From early in the founding of The Church of Jesus Christ of Latter-day Saints, temples have been built for special services. The first one was in Kirtland, Ohio where heavenly messengers delivered the keys of Eternity. The second one was Nauvoo, Illinois, finished after the death of the first Mormon prophet Joseph Smith. It burned to the ground soon after the Mormons were chased out of the United States (rebuilt in 2002). The famous quote of Brigham Young once he reached Utah, "This is the place," designated where now stands the Salt Lake Temple. Slowly at first, but with increased frequency, Mormon Temples have been constructed wherever the population and needs require these holy houses of worship.


Salt Lake City

Mount Timpanogos

What is an LDS Temple? Unlike the churches where Mormons gather each Sunday for worship, "The temple is the house of the Lord. The basis for every temple ordinance and covenant…is the Atonement of Jesus Christ. Every activity, every lesson, all we do in the Church, point to the Lord and His holy house." (Elder Russell M. Nelson of the LDS Quorum of the Twelve). It is a place where families of the Earth are united for all of eternity in righteousness, "Temple. One other word is equal in importance to a Latter-day Saint. Home. Put the words holy temple and home together, and you have described the house of the Lord!" (Elder Boyd K. Packer).

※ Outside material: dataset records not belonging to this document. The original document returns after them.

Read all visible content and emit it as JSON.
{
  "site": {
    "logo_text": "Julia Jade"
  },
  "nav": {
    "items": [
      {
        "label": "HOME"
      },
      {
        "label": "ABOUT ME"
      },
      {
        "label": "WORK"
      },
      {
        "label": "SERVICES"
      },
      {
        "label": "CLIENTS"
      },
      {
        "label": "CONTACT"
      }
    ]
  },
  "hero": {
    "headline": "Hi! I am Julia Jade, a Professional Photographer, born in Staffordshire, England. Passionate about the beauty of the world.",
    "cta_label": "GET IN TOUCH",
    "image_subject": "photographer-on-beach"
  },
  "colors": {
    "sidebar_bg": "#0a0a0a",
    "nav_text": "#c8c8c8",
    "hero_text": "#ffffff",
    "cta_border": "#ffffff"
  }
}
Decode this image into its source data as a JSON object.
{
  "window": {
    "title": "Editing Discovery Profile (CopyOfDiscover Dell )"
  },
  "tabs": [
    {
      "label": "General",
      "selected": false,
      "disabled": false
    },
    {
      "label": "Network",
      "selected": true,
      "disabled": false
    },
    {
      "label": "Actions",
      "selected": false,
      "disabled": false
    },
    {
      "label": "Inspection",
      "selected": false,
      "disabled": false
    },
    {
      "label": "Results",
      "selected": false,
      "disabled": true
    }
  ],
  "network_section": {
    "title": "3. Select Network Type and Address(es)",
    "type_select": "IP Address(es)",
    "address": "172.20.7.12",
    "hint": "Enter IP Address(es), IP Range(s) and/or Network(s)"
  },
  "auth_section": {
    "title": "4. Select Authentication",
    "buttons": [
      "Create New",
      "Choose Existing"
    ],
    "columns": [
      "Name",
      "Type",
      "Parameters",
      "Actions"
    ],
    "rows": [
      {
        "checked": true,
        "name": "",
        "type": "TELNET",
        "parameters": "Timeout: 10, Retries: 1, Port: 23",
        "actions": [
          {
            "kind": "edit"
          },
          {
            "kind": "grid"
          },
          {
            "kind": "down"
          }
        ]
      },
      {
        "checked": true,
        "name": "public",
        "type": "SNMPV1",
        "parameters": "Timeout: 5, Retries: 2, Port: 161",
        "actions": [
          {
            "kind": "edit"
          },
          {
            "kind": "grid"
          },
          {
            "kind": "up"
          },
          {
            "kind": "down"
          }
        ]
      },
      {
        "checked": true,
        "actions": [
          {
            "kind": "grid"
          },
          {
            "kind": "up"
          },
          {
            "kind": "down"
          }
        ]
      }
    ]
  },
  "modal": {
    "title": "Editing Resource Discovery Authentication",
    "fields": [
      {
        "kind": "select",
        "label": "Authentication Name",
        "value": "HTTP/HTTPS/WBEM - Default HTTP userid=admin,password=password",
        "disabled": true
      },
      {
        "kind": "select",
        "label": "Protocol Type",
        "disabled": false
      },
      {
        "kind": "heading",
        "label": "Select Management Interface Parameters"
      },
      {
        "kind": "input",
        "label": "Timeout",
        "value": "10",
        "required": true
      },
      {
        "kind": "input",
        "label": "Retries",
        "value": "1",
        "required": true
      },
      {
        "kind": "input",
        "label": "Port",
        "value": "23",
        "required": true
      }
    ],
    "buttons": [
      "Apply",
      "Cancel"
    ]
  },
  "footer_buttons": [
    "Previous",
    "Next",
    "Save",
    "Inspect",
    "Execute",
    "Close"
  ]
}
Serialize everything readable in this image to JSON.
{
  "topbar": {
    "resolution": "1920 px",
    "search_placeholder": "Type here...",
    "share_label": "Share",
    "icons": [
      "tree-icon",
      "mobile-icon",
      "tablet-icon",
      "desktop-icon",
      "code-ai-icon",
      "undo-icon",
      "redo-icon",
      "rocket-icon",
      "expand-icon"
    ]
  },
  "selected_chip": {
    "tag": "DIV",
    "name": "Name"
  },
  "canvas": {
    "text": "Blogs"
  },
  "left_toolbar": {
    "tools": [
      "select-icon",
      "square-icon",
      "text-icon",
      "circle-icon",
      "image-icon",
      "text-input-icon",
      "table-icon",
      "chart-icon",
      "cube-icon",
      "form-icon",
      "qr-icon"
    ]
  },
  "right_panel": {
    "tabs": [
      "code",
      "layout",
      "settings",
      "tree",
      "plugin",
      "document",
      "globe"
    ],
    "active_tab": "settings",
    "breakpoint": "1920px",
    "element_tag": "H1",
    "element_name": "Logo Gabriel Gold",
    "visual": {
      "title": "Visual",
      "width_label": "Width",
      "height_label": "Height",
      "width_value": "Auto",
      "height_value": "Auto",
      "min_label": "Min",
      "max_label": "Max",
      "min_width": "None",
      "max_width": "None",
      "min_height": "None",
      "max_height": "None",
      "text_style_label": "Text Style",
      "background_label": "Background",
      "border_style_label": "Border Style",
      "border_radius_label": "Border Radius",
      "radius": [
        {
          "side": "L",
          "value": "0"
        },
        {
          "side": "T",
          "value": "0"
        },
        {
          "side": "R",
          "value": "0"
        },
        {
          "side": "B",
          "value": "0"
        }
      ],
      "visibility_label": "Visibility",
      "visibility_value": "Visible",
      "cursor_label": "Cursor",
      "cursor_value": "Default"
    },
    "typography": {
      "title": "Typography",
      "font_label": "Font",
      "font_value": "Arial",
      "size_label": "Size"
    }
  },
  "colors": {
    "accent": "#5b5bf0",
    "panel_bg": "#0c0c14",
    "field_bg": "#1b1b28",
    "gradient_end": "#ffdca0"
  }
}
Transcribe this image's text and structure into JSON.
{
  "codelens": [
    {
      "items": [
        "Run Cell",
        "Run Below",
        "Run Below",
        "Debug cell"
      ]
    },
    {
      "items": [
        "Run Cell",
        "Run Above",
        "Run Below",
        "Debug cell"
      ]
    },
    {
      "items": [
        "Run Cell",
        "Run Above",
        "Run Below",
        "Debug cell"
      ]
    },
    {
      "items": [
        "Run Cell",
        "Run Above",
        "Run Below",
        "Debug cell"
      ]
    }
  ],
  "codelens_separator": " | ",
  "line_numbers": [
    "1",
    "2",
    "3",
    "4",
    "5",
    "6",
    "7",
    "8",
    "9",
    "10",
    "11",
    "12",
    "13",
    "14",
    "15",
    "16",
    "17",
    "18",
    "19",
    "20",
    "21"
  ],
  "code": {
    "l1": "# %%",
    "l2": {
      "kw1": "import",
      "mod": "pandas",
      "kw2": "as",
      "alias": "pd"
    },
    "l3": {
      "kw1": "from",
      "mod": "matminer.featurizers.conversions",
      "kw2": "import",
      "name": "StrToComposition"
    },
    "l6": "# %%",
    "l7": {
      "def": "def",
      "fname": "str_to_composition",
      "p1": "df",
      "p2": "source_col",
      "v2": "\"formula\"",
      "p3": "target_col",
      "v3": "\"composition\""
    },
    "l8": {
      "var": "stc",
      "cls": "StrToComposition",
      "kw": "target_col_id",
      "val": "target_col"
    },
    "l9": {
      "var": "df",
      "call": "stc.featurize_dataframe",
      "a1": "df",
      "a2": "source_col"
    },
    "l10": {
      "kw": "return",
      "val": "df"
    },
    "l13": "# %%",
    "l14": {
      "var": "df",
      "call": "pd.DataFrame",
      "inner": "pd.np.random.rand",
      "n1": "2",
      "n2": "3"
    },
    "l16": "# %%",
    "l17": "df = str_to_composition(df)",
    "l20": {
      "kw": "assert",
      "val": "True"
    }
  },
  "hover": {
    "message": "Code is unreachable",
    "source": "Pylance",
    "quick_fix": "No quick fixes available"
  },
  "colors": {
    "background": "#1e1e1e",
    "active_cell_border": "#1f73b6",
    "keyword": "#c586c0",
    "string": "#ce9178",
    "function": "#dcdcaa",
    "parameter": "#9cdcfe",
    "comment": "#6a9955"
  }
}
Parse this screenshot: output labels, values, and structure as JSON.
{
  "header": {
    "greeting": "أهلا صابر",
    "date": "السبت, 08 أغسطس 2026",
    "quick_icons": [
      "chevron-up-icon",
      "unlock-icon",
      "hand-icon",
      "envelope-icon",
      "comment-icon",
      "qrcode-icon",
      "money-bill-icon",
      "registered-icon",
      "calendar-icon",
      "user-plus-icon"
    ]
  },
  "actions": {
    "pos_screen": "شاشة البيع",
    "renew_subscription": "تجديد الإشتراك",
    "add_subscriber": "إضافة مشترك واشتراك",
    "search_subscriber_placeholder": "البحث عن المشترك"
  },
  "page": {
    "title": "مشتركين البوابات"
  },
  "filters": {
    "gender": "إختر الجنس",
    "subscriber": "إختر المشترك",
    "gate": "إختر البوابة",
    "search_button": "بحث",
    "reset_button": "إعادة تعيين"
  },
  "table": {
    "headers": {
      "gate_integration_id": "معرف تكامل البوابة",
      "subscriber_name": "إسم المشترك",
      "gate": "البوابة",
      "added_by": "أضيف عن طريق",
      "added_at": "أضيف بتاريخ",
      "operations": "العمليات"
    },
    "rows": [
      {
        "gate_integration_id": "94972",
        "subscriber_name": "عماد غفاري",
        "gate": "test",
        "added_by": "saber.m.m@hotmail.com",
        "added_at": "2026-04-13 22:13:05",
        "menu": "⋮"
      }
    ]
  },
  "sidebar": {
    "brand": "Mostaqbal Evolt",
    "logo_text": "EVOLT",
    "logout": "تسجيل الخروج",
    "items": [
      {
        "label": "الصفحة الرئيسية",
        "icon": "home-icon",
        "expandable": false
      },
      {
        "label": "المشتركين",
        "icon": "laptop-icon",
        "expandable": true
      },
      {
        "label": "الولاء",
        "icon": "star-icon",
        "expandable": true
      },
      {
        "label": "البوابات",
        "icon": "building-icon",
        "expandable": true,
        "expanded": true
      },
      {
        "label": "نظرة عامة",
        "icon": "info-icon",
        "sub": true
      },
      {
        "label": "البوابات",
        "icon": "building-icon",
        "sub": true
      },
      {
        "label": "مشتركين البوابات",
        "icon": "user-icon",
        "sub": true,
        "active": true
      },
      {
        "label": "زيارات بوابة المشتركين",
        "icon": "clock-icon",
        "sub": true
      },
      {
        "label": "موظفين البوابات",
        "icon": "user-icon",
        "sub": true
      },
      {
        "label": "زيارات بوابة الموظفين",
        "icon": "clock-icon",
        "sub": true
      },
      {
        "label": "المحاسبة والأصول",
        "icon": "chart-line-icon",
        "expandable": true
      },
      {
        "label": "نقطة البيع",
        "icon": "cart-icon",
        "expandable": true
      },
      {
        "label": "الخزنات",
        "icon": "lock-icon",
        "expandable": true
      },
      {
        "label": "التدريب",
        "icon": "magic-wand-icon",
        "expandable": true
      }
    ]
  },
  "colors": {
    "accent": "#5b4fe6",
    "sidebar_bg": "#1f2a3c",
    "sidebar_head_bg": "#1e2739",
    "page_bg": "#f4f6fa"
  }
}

Saturday, April 07, 2012

Elder Jeffery R. Holland at Harvard Law School

A small classroom at Harvard Law School is the setting of a talk by Elder Jeffery R. Holland of the Quorum of the Twelve Apostles of The Church of Jesus Christ of Latter-day Saints. It would be possible to talk about his quarks of speech, unpolished citations,  and a few times where his Q and A answers could have been better explained. That would be, of course, straining at gnats when the whole is a worthy gem.  Even the LDS Newsroom article on the presentation doesn't represent the raw message he delivered. Not that soundbites ever can.

After watching the video, open up the Q and A at the above link to the LDS report on his remarks. The questions are very hard to hear, but not difficult to understand if there was only the answers. To be honest, this part is mostly interesting in the context of a non-Mormon audience. For instance, his response about the afterlife touches on what has been in the news with only minor hints at the start to the complicated subject. What is clear, but hardly surprising, is that he knows the Scriptures and uses them as illustration for better explanations.

Wednesday, March 28, 2012

Praise for LDS Church Resources

Since the beginning of Mormonism, The Church of Jesus Christ of Latter-day Saints has never shunned modern technology. Its foundational text was printed by press. During the trek West an Apostle developed a way to record mileage. Once in the West its leadership rejoiced in the building of the first intercontinental railroad. Soon to follow was telegraph wires reaching out to communicate around the nation. During the age of the radio, then President Grant utilized it to make addresses and let the Mormon Tabernacle Choir sing to whoever wanted to listen.

Visual mediums were no less serviced for the good of the Gospel. Early films by the LDS Church might be lost from history, but there is no denying ambitious undertakings. Probably the greatest coup in the golden era was influencing a Hollywood film about Brigham Young that remains classic even with shortcomings. A Mormon is credited with inventing the television used in almost every American or European household. He warned of its perverted use and cursed that it wasn't used for more educational purposes. Regardless of the predominant negative effects, the Mormon Tabernacle Choir plays on national television as the longest running program. Satellites send out General Conference messages all around the world.

Handcarts to airplanes and beyond sets up the modern era of mass communications and computers. It makes taking the Word to the world that much easier. How blessed to live during a time when resources can be found at the click of a button. Bad or horrible has come with the good, but turning into farming Amish will not extinguish the existence of the harmful. Better to engage in the hopes of a small improvement than languish in inadequacies. For the faithful there is so much more than ever imagined.